"Public opinion has been very positive, especially from the various fishing clubs along the coast that wanted us to build an inshore reef in their area," Martore said.

Stono River Inshore Reef

The DNR maintains a very successful offshore reef program of 42 sites that provide habitat for marine fish. Using funds from the S.C. Saltwater Recreational Fishing License Program, the DNR is expanding the reef program to inshore waters in order to provide inshore fishermen with better fishing opportunities along the coast.

The permits to build the inshore reefs in the Stono River, St. Helena Sound and in Winyah Bay were approved by the Army Corps of Engineers and the S.C. Office of Ocean and Coastal Resource Management.

The success of the Winyah Bay and St. Helena Sound inshore reefs continue to be monitored.

"Fishermen began reporting good catches of inshore species like spot and croaker almost immediately, and we've gotten recent reports of increased sheepshead fishing in these areas as well. I expect the numbers of seatrout and red drum to also increase," Martore said.

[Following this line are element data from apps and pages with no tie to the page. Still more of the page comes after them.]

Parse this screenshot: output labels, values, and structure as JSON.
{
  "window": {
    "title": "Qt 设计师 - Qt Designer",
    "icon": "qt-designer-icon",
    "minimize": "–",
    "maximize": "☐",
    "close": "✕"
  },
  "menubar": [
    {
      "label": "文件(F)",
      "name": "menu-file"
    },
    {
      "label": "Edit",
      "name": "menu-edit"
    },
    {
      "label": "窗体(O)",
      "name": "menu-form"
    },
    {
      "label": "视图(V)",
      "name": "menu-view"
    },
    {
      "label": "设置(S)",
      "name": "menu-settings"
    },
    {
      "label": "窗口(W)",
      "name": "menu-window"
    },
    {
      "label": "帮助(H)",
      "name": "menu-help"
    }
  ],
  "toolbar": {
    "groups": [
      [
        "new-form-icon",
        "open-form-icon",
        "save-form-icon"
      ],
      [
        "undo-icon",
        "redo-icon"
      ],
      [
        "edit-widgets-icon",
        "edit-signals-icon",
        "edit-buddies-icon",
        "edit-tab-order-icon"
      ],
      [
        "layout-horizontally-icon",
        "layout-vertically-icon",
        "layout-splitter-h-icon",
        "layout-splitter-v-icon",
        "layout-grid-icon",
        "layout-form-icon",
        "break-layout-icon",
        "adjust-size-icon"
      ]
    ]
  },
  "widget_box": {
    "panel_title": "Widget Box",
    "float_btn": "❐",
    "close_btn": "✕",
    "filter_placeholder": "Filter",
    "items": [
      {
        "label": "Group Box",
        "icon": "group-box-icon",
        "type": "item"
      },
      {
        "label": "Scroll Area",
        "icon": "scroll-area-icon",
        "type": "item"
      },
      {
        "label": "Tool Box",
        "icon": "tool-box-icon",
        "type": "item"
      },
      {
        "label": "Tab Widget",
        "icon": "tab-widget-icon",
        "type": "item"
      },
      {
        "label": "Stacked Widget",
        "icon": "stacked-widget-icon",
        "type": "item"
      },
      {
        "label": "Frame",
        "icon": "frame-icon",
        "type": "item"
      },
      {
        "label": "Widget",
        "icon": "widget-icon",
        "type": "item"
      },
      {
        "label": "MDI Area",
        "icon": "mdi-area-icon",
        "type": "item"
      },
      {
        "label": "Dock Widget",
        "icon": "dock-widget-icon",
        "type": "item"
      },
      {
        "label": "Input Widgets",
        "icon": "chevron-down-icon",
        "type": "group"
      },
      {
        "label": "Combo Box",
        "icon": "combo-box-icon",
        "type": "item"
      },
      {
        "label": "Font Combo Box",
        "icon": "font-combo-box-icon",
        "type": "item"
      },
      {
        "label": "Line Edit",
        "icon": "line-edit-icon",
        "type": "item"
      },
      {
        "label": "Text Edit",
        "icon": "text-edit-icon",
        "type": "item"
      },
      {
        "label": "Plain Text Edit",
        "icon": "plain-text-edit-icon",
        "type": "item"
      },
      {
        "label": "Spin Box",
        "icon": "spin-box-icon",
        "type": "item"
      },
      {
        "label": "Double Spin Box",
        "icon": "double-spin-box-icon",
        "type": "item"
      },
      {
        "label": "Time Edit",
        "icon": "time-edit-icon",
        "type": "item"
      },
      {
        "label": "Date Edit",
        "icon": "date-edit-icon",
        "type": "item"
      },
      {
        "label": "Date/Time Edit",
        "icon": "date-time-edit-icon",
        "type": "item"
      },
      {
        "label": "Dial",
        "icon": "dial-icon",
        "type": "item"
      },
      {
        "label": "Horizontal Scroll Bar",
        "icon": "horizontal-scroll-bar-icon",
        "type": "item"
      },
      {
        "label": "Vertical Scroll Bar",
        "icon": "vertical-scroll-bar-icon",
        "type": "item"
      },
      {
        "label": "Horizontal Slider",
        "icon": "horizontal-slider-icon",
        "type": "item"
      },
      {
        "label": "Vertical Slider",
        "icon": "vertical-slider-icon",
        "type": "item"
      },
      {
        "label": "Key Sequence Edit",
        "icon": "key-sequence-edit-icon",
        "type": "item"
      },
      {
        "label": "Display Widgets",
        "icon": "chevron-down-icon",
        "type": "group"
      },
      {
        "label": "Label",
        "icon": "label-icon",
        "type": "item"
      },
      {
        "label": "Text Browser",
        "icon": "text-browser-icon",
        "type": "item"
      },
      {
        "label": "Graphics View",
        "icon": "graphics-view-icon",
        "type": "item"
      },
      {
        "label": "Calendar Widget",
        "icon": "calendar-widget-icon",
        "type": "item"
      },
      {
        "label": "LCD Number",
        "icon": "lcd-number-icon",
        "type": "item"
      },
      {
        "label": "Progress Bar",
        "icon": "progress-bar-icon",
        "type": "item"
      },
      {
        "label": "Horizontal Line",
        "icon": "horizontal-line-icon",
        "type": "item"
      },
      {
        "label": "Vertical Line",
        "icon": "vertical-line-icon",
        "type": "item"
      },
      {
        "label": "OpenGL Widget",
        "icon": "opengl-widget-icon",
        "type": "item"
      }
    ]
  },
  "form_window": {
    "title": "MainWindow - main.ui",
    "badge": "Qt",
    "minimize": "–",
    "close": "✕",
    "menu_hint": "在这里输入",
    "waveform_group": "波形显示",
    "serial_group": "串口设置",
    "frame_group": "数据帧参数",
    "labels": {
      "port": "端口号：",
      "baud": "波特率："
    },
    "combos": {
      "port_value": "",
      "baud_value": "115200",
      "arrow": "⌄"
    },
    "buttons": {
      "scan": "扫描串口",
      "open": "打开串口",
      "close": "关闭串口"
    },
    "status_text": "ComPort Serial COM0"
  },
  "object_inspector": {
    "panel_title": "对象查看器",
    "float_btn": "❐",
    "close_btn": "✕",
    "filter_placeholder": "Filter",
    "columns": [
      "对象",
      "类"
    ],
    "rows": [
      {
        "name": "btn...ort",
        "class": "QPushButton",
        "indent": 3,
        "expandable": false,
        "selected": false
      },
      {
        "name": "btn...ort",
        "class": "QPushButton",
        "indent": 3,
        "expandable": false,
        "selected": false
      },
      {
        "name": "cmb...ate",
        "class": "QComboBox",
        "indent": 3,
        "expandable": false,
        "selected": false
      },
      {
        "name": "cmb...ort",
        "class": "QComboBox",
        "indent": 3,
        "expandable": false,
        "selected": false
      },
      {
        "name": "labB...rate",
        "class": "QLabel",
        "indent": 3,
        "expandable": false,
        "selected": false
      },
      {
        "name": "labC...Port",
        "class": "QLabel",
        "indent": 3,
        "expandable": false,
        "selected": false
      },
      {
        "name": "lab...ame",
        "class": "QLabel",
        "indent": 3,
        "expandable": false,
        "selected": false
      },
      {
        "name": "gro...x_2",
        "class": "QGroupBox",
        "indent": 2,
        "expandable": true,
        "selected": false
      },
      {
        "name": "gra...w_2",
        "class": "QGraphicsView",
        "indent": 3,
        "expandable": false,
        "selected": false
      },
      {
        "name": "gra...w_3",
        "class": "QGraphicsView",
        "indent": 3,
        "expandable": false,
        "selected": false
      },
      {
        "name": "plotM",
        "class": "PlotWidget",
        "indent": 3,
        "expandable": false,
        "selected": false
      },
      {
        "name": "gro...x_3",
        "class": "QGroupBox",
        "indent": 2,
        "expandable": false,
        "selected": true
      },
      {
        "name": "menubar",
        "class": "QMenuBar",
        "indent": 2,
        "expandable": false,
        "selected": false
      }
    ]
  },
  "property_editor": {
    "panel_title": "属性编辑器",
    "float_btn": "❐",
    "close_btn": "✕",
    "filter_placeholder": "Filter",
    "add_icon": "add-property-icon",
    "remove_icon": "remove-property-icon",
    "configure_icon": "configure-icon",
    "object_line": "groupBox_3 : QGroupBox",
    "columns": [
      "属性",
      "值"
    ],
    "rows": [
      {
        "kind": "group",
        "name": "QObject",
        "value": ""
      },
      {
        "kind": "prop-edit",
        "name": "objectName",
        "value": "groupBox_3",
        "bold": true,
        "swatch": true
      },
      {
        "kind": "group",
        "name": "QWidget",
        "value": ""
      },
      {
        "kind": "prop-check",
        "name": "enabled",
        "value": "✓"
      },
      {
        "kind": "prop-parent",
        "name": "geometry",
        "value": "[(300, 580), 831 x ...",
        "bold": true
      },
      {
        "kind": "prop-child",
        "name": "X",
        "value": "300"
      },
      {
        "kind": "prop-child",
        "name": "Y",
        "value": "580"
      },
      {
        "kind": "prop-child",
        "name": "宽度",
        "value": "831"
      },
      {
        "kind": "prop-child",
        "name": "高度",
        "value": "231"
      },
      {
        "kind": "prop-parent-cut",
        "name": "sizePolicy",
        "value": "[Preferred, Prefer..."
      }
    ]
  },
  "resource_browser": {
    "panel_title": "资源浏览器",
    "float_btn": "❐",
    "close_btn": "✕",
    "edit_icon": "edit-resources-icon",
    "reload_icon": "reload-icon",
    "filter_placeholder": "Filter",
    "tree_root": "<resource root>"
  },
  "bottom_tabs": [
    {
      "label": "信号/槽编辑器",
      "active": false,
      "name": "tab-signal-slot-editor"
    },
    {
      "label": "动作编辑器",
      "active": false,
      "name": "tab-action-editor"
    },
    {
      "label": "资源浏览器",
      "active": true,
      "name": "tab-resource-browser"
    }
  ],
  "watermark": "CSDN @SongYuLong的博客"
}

The program would not be possible without funding and support from the Saltwater Recreational Fishing License Program. "These funds ultimately come from recreational fishermen who purchase a saltwater fishing license each year," said Robert Boyles, DNR's Deputy Director for the Marine Resources Division. "There is an increased focus on the enhancement of inshore habitat that is easily accessible by small boat anglers."

Lists of the current inshore and offshore artificial reef sites, structures and GPS coordinates, as well as information on using artificial reefs are made available to those who are interested in fishing or diving on the sites. For artificial reef locations and coordinates, photos of deployments, or for more information on the DNR's Artificial Reef Program, visit the S.C. Saltwater Recreational Fishing License Web site at To receive over-the-phone information on the DNR's Artificial Reef Program, call the DNR switchboard at 843-953-9300.

- Written by Jennie R. Davis -